It’s actually possible to reduce the narcissism of car-centrism: “Unlike the U.S., the E.U. has found ways to redesign vehicles and roads to reduce pedestrian deaths.”
Just not in America, evidently.
U.S. pedestrian deaths are at their highest level since 1990. Possible explanations include wider roads, sprawling cities, heavier traffic in residential areas due to navigation apps and increasing distractions from digital devices. And according to victims’ families and safety advocates, the problem is a crisis state and local governments have been slow to address. Arren Kimbel-Sannit reports.
The Hubanks apartment complex is half-a-mile away from the signal crosswalks on Central and Seventh avenues. That’s a long way to walk for people who need to catch a bus to school or work.
National advocacy groups say deaths like Keshawn’s are more common in low-income areas. It’s evident in Southern California, where residents in underserved neighborhoods are waiting for safer streets.

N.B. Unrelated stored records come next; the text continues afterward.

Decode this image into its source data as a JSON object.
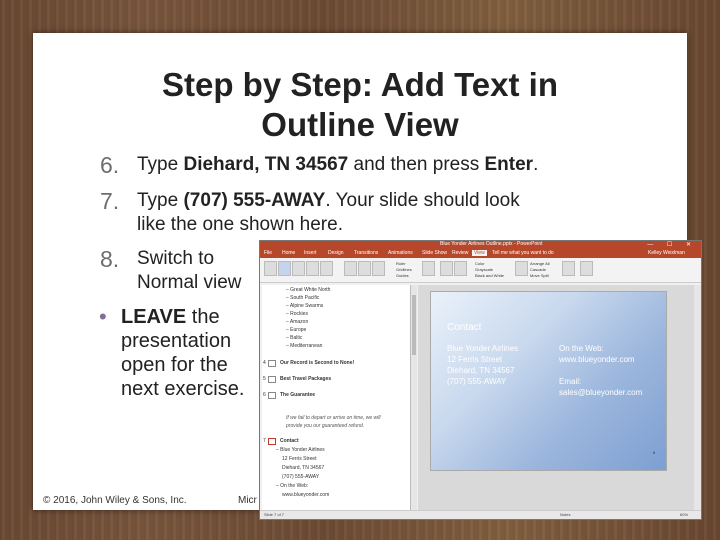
{
  "slide": {
    "title_line1": "Step by Step: Add Text in",
    "title_line2": "Outline View",
    "steps": [
      {
        "num": "6.",
        "pre": "Type ",
        "bold": "Diehard, TN 34567",
        "post": " and then press ",
        "bold2": "Enter",
        "end": "."
      },
      {
        "num": "7.",
        "pre": "Type ",
        "bold": "(707) 555-AWAY",
        "post": ". Your slide should look",
        "line2": "like the one shown here."
      },
      {
        "num": "8.",
        "line1": "Switch to",
        "line2": "Normal view"
      }
    ],
    "bullet": {
      "bold": "LEAVE",
      "rest1": " the",
      "line2": "presentation",
      "line3": "open for the",
      "line4": "next exercise."
    },
    "footer_left": "© 2016, John Wiley & Sons, Inc.",
    "footer_mid": "Micr"
  },
  "screenshot": {
    "file_name": "Blue Yonder Airlines Outline.pptx - PowerPoint",
    "window_buttons": "— ☐ ✕",
    "tabs": [
      "File",
      "Home",
      "Insert",
      "Design",
      "Transitions",
      "Animations",
      "Slide Show",
      "Review",
      "View"
    ],
    "active_tab": "View",
    "tell_me": "Tell me what you want to do",
    "sign_in": "Kelley Weixlman",
    "ribbon_labels": [
      "Normal",
      "Outline View",
      "Slide Sorter",
      "Notes Page",
      "Reading View",
      "Slide Master",
      "Handout Master",
      "Notes Master",
      "Ruler",
      "Gridlines",
      "Guides",
      "Notes",
      "Zoom",
      "Fit to Window",
      "Color",
      "Grayscale",
      "Black and White",
      "New Window",
      "Arrange All",
      "Cascade",
      "Move Split",
      "Switch Windows",
      "Macros"
    ],
    "outline_lines": [
      "– Great White North",
      "– South Pacific",
      "– Alpine Swarms",
      "– Rockies",
      "– Amazon",
      "– Europe",
      "– Baltic",
      "– Mediterranean"
    ],
    "outline_slides": [
      {
        "num": "4",
        "title": "Our Record is Second to None!"
      },
      {
        "num": "5",
        "title": "Best Travel Packages"
      },
      {
        "num": "6",
        "title": "The Guarantee"
      }
    ],
    "guarantee_text_1": "If we fail to depart or arrive on time, we will",
    "guarantee_text_2": "provide you our guaranteed refund.",
    "contact_num": "7",
    "contact_title": "Contact",
    "contact_lines": [
      "– Blue Yonder Airlines",
      "12 Ferris Street",
      "Diehard, TN 34567",
      "(707) 555-AWAY",
      "– On the Web:",
      "www.blueyonder.com"
    ],
    "thumb_slide": {
      "heading": "Contact",
      "left_lines": [
        "Blue Yonder Airlines",
        "12 Ferris Street",
        "Diehard, TN 34567",
        "(707) 555-AWAY"
      ],
      "right_heading": "On the Web:",
      "right_web": "www.blueyonder.com",
      "right_email_label": "Email:",
      "right_email": "sales@blueyonder.com",
      "slide_number": "6"
    },
    "status_left": "Slide 7 of 7",
    "status_notes": "Notes",
    "status_zoom": "60%"
  }
}
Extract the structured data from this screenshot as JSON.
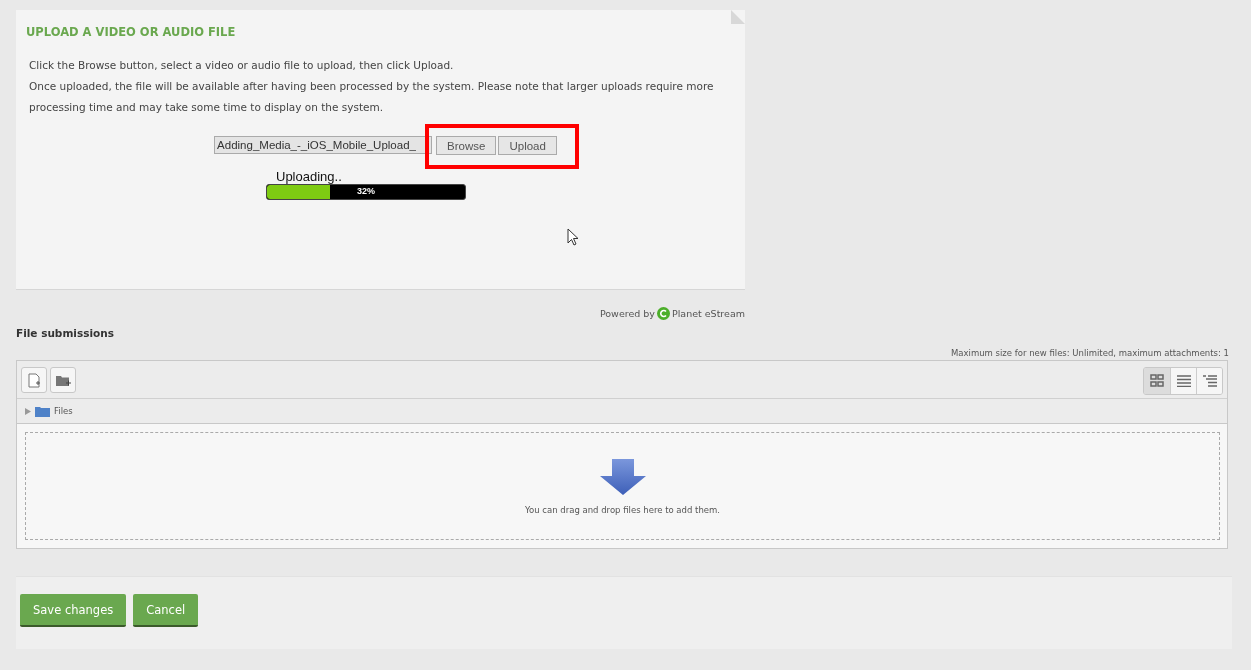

The couple wants safer roads and safer drivers. They know changing laws and minds is a challenge. But it’s not impossible. The European Union has seen a 36 percent decline in pedestrian deaths between 2007 and 2016. Experts say it’s because, unlike the U.S., the E.U. has found ways to redesign vehicles and roads to reduce pedestrian deaths.